Internationally understood and widely seen in movies and television, this gesture speaks both about the need for communication and about the impossibility of communicating. It makes possible an encounter among a real and a virtual character or, more precisely, a character who is physically present and other who is only represented by his apparently live spectral clone.
The video booth is a small room similar in every main aspect to a photo booth (also called photomaton), just like the ones used in public spaces for people to take their own ID format photo portraits. It has an area where the model stands, and a glass window protecting a camera. However, the video booth serves to the purpose of allowing the users to create interactive selfportraits of the kind described in the previous lines, and which are shown in the playback (portrait) component of Frontera.
Using the same kind of technology as the playback booth, the video booth records short video sequences instead of taking pictures. It also records data about the position of the model’s body when a certain take was shot. This information is gathered through a game-like interaction of the model with a graphic interface that guides him though the procedure. After the process that lasts approximately 3 minutes is completed, the user’s mirror image becomes dissociated from him and appears on the playback booth for him or others to interact.
Some ideas about Frontera
Although playful and engaging for the user that can try a countless combination of routes by sliding his hand through the screen, and always getting a response; for a passive observer of the whole choreography, the repetitive gestures also serve as a commentary about interactivity and it’s limitations: there comes a time when one wouldn’t know if it’s the user who acts and the portrayed character who reacts, or if the system ends up implicitly dictating the pace, and direction of the action.
Portrait or mirror?
The first version of Frontera, only consisted in the playback booth. To me it was clearly a rather new kind of time based relational portrait. The characters were recorded wearing their regular cloths, the lighting and framing was carefully controlled, and the long poses reminded of that required for traditional portraits to be made. The expressions in the model's face were clearly visible and affected the final outcome of the work. However, the new version of Frontera includes a videobooth, this is, a tool for the creation of relational portraits. This tool is open to the public to use as they prefer. I had to give up detailed control of the take due to the automatization of the process. New aspects of the work came to play, and the portraits became self portraits or mirror images. The users could interact with their own representations creating strange scenes where the mirror, a private artifact, becomes public, and digitally mediated. The fearless auto exposure of the users to the device, and the taste for publicizing the own image make me think of a generation shaped with the usage of digital imaging, and social networking tools, and whose members have developed a very particular relation to the multiple digital mirrors they look upon.
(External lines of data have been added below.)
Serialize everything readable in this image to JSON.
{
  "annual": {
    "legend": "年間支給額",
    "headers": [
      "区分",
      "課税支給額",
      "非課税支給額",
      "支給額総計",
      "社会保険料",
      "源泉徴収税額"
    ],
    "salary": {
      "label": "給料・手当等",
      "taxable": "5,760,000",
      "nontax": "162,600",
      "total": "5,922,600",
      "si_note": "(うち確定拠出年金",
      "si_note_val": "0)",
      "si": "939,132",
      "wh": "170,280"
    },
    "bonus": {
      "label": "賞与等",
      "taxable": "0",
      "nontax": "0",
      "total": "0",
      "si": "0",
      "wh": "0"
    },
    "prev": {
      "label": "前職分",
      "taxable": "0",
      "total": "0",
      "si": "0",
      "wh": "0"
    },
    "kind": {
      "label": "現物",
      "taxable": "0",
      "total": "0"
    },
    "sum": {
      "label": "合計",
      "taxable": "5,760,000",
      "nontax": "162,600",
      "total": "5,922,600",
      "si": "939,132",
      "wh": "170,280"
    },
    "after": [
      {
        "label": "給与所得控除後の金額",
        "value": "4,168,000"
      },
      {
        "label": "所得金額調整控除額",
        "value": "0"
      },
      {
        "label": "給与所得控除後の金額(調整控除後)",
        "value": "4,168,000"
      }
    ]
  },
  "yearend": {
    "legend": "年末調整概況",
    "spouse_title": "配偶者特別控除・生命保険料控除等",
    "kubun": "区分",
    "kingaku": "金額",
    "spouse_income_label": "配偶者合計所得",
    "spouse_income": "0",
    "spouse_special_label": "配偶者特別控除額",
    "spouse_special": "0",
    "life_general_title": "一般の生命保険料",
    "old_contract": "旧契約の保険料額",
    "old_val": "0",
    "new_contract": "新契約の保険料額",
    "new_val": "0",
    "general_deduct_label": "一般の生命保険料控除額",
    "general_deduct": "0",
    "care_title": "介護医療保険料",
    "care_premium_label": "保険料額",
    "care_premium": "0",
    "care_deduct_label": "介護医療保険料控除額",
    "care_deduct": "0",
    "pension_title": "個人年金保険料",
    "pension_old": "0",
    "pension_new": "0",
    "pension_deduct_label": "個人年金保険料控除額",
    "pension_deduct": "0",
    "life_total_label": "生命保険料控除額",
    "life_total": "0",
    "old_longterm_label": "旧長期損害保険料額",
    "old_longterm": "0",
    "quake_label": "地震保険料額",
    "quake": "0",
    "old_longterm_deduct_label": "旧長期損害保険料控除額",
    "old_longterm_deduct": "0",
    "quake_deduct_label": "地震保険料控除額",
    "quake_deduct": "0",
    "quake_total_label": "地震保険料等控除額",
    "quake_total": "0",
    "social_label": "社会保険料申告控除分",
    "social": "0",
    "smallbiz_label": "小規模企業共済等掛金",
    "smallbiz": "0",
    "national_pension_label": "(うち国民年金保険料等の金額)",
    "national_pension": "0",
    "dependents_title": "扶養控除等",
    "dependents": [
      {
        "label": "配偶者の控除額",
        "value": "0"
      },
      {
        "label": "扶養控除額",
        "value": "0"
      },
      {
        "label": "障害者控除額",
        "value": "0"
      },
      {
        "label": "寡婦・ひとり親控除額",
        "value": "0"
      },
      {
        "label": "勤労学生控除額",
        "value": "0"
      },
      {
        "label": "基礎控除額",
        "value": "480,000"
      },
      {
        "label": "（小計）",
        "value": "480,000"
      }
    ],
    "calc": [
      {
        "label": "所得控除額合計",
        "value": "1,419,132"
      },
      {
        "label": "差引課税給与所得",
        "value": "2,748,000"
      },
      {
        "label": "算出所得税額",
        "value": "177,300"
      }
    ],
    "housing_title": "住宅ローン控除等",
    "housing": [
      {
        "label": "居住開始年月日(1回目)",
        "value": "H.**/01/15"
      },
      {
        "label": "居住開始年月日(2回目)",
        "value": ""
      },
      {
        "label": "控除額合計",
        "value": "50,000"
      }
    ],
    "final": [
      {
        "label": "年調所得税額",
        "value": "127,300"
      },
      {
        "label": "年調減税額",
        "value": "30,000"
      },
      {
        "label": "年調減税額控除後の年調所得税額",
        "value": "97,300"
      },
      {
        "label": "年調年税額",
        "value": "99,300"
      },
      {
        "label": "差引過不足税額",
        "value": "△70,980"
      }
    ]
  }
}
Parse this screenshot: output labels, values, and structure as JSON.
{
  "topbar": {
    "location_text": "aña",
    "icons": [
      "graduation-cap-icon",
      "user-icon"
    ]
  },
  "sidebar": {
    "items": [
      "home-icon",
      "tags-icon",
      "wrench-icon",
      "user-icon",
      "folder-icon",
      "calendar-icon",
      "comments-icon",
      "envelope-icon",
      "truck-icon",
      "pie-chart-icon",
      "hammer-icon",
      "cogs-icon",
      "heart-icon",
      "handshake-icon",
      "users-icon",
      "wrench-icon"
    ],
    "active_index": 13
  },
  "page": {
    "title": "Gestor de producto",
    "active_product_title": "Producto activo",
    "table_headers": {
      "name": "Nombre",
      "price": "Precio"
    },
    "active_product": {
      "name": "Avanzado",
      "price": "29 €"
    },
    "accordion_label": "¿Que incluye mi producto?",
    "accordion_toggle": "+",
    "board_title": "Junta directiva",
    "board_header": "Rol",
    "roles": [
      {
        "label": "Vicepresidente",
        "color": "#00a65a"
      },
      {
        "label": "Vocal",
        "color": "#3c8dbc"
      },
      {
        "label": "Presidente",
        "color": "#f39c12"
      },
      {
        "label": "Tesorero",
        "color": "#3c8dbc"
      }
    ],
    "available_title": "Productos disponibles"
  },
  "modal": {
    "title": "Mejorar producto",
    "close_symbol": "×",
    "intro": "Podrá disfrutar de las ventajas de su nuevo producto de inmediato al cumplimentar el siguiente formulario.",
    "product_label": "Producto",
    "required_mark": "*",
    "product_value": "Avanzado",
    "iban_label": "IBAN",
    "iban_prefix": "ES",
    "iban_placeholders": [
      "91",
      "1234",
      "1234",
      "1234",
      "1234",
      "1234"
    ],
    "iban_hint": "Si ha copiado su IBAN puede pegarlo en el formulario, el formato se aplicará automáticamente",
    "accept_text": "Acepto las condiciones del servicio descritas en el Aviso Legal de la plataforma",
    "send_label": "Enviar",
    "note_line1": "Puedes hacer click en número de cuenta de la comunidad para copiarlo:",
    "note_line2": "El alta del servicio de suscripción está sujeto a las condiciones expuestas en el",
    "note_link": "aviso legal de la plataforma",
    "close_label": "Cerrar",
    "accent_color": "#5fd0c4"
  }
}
An OpenSource application was developed for Frontera v.2. The Frontera team is planning a workshop at the beginning of September on this subject so that other people can create with such software, specially with the motion tracking part. Stay tunned for info in such workshops. For now, you can find the software and related info at: sourceforge.net/projects/frontera
Art Direction/concept:Lilia Perez Romero; programming engineers: Robin Gareus, Arjan Scherpenisse; videobooth structure: Eelco Wagenaar
See for yourself
Frontera v.2 is on display in the Netherlands Institute for Media Arts (also known as Montevideo.nl) until the 26th of july 2008. Why not see Frontera for yourself? If you do stop by, you can also visit 5 days off's Crosswire - in search of the synesthetic effect. But hurry, it's the last week for both shows!